by Sarah Hurst
The European Court of Human Rights ruled today that the conviction of Alexei Navalny and his brother Oleg for embezzlement in the so-called “Yves Rocher case” in 2014 was unfair and that the Russian government should pay them compensation of 55,000 euros and 28,000 euros respectively, plus expenses.
“All this [case] was set up with only one aim: to prevent my anti-corruption and political activity through pressure on me and my family,” Alexei Navalny commented from prison, where he is serving a 20-day sentence for “calling for unauthorised rallies”.
The ECHR concluded that a company known as GPA in which the Navalny brothers were involved “was set up for profit-making purposes and the applicants thus pursued the same goal as any other founder of a commercial entity. The domestic courts did not refer to a method for identifying a distinctively criminal ‘motive of personal gain’ in what was otherwise a lawful commercial pursuit in relation to [another involved company] MPA and Yves Rocher Vostok.”

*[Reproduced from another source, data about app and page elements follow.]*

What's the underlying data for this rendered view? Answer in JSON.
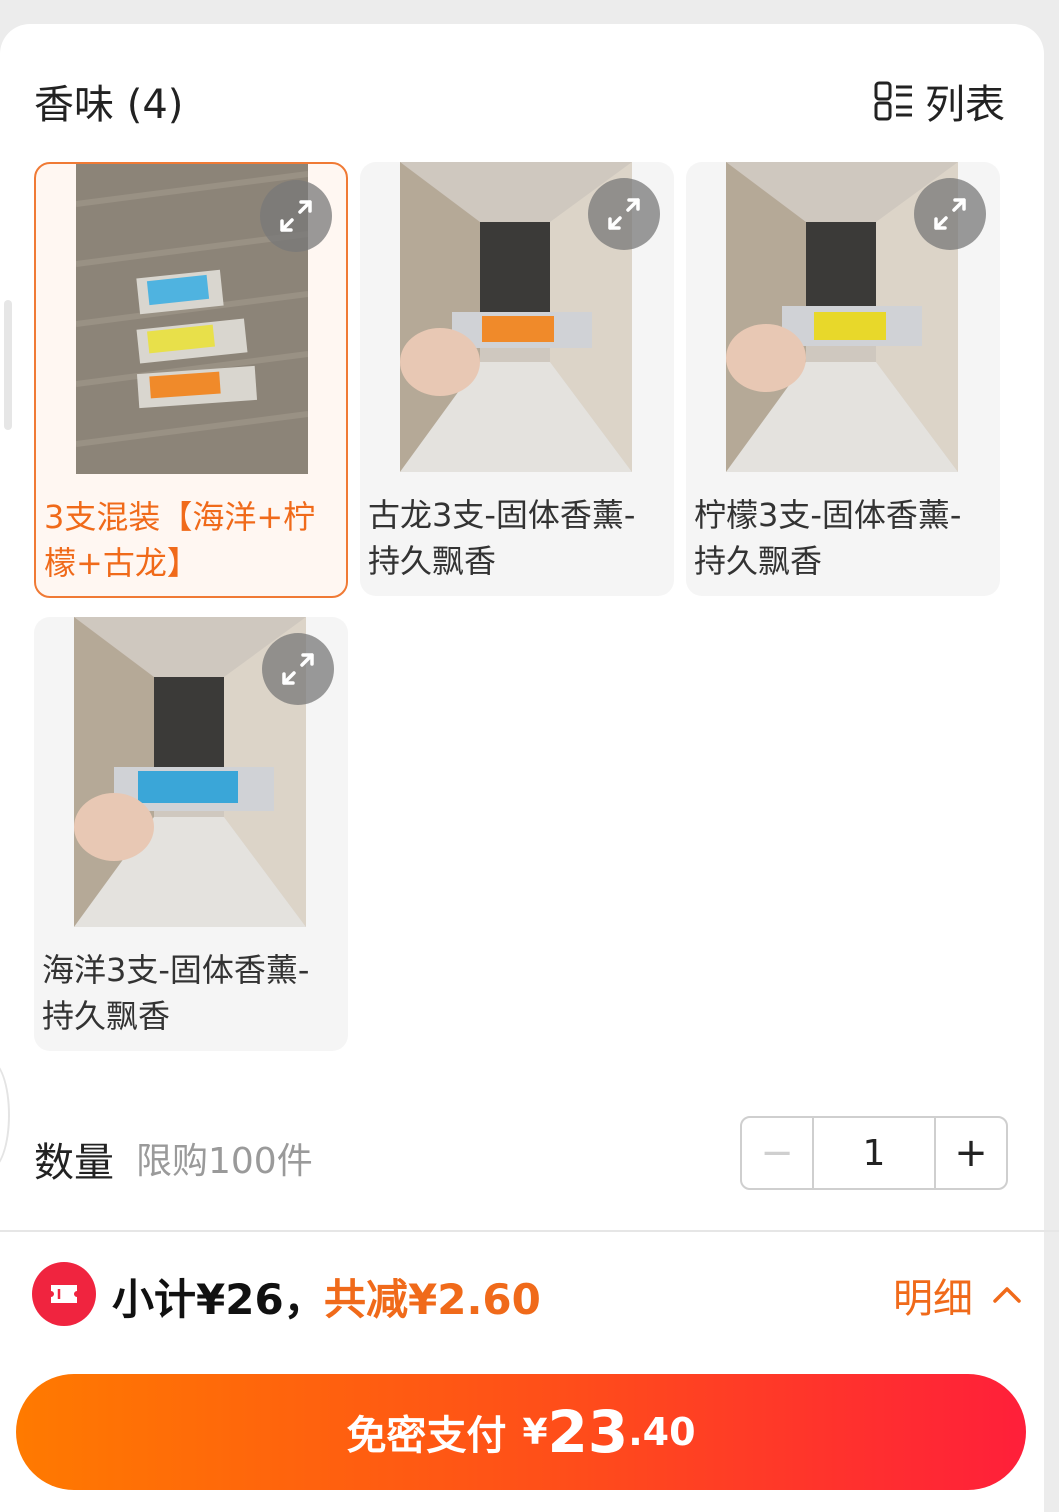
{
  "header": {
    "title": "香味 (4)",
    "view_toggle_label": "列表"
  },
  "options": [
    {
      "label": "3支混装【海洋+柠檬+古龙】",
      "selected": true,
      "packet_colors": [
        "#4fb3e0",
        "#e8e04a",
        "#f08a2a"
      ]
    },
    {
      "label": "古龙3支-固体香薰-持久飘香",
      "selected": false,
      "packet_color": "#f08a2a"
    },
    {
      "label": "柠檬3支-固体香薰-持久飘香",
      "selected": false,
      "packet_color": "#e8d82a"
    },
    {
      "label": "海洋3支-固体香薰-持久飘香",
      "selected": false,
      "packet_color": "#3aa6d8"
    }
  ],
  "quantity": {
    "label": "数量",
    "limit_text": "限购100件",
    "value": "1",
    "minus": "−",
    "plus": "+"
  },
  "summary": {
    "subtotal": "小计¥26，",
    "discount": "共减¥2.60",
    "detail_label": "明细"
  },
  "pay": {
    "label": "免密支付",
    "currency": "¥",
    "amount_int": "23",
    "amount_dec": ".40"
  },
  "colors": {
    "accent": "#f06a1a",
    "coupon": "#f0243f"
  }
}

The ruling continued: “Furthermore, the classification of GPA’s profit as ‘stolen property’ without any qualification showed that the boundaries between the criminal offence imputed to the applicants and regular commercial activity were indeed indiscernible.”
No criminal offence
The ECHR said that the Navalny brothers’ trial violated Article 7 of the European Convention on Human Rights, which states that no one should be convicted of a criminal offence on account of any act or omission which did not constitute a criminal offence under national or international law at the time when it was committed. It also violated Article 6, the right to a fair trial, as the defendants were not permitted to call the witnesses they wanted.
The ECHR had previously ruled that the Navalny brothers were unfairly convicted in the Kirovles case, which has resulted in Oleg spending years in prison and Alexei being banned from participating in the upcoming presidential election. To demonstrate their utter contempt for the ECHR, Russian authorities held a retrial in the Kirovles case earlier this year and produced an identical, word-for-word verdict.
Alexei is due to be released from prison on Sunday, when he also plans to hold another election rally in Astrakhan. The latest ECHR ruling is unlikely to deter Putin from putting him back behind bars in very short order. As the head of Russia’s electoral commission, Ella Pamfilova, told participants in a youth festival in Sochi, Navalny will be eligible to participate in an election “in about 2028”.
Categories: Campaign diary